Before I start writing about the book, I just wanted to point out that for some reason, I'm unable to use Italics in the Title of my blog entry.
I finished this book before the weekend, but haven't written about it yet. Now I have two books to write about because I finished another over the weekend.
I bought this book before I knew it was turned into a movie. It always takes a little of the greatness away when I find out it's being turned into a movie. I guess because if I read it when it's just a book, I get that special feeling of finding it, and knowing that I can spread the news that everybody should read it. If it's a movie, people won't find it as important to read the book. Some movies have been done well, but in most cases, the book is always better.
Now to the book. I loved it. The only thing that I had trouble with was the fact that it wasn't true. I've only had this happen a few times while reading, and it's usually when the book is about something that seems like it could be true. This book was about the division of black and white in Mississippi. It's about how the maids are treated by their white employers. It's a great book, and it makes you think about how hard it really was. I was shocked at some of the rules they had about how the white people were to treat the black people. (this part was true, as I read the message from the author at the back.)
Kathryn Stockett grew up with a black maid, and although it's not about her maid, I'm sure that was a lot of the motivation. She was probably partially raised by this woman, and as a child did not see the unfairness. She obviously sees it now, and was able to write about it eloquently. It's a book about a book basically, and I guess I just wished that the book in the novel was real.

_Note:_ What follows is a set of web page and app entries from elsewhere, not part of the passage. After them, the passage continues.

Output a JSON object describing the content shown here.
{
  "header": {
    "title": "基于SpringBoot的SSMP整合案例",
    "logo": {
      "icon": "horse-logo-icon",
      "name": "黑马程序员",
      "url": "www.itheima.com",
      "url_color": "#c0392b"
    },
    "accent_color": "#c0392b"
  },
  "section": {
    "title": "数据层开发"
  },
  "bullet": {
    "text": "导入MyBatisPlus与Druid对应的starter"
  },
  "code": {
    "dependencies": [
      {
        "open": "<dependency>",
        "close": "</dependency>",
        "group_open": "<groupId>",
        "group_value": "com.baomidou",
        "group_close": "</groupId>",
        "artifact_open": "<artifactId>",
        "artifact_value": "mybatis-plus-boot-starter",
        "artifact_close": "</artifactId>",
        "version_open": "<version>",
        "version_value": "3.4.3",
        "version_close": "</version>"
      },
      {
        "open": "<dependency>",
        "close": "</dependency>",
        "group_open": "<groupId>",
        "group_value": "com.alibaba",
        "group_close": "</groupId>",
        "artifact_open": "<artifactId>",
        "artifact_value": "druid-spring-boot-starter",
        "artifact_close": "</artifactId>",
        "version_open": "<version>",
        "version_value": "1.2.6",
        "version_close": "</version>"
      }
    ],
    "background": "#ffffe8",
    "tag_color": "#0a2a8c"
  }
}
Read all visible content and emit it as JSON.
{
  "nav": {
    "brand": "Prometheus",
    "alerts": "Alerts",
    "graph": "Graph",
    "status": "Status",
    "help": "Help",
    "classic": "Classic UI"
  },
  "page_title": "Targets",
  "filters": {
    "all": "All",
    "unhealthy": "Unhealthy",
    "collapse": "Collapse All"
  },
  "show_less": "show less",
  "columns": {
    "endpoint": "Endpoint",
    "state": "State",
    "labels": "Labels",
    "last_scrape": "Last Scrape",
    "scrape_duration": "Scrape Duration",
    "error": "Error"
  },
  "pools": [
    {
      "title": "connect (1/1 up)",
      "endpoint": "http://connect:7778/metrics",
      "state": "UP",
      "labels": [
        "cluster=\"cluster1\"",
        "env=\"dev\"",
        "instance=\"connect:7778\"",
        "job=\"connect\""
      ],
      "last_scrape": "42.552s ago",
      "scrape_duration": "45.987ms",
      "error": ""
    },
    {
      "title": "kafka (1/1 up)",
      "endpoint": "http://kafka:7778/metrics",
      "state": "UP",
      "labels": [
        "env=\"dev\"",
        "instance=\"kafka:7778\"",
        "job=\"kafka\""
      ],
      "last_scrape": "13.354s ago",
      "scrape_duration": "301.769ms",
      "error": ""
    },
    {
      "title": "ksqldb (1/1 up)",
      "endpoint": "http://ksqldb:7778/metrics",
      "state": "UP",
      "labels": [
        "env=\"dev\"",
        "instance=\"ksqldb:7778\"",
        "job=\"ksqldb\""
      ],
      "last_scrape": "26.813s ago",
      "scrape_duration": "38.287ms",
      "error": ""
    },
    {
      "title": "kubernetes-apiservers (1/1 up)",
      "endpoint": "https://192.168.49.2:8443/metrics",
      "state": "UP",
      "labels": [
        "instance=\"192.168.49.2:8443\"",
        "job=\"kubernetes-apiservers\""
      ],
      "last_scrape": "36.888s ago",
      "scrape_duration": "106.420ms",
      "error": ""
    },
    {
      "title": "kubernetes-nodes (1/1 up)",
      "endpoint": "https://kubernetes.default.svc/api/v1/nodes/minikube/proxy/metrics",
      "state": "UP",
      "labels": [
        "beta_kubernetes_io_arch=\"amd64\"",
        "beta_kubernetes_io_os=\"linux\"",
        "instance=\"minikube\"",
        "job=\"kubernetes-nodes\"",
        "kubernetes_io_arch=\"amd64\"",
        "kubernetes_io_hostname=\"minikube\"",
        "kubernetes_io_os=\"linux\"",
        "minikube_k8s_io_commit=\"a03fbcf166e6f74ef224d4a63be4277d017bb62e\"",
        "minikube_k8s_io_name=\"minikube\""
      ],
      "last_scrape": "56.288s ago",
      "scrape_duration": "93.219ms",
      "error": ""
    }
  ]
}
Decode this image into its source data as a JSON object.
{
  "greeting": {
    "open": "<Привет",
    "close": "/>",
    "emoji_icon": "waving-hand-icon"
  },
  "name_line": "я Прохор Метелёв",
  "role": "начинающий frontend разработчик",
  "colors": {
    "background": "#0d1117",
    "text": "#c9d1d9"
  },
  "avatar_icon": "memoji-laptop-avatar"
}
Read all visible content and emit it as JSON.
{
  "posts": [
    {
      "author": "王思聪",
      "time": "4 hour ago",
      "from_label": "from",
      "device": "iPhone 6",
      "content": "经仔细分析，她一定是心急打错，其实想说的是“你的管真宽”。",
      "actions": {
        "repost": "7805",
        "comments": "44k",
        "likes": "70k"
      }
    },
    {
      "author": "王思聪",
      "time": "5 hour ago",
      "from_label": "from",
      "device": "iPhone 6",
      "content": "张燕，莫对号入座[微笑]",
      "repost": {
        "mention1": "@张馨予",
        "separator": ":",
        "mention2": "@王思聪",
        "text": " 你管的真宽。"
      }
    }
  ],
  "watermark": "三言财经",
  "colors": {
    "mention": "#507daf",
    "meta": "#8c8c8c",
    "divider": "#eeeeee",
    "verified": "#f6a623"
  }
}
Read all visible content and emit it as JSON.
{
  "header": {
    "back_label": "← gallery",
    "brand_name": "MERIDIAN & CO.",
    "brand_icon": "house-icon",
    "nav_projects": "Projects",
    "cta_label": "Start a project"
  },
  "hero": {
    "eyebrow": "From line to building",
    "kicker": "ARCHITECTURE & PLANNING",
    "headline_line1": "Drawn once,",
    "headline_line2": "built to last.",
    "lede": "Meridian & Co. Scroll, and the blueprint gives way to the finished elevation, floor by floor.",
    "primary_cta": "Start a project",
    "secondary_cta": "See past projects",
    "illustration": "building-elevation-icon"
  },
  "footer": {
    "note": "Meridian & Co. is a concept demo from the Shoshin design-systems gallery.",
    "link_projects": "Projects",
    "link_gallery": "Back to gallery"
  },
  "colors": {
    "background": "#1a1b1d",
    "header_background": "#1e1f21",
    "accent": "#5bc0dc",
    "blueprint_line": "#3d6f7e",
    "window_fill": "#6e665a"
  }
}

I will be suggesting this book to anybody I can because it's one of those books you like to discuss. (Which is one of the reasons I started this book blog.)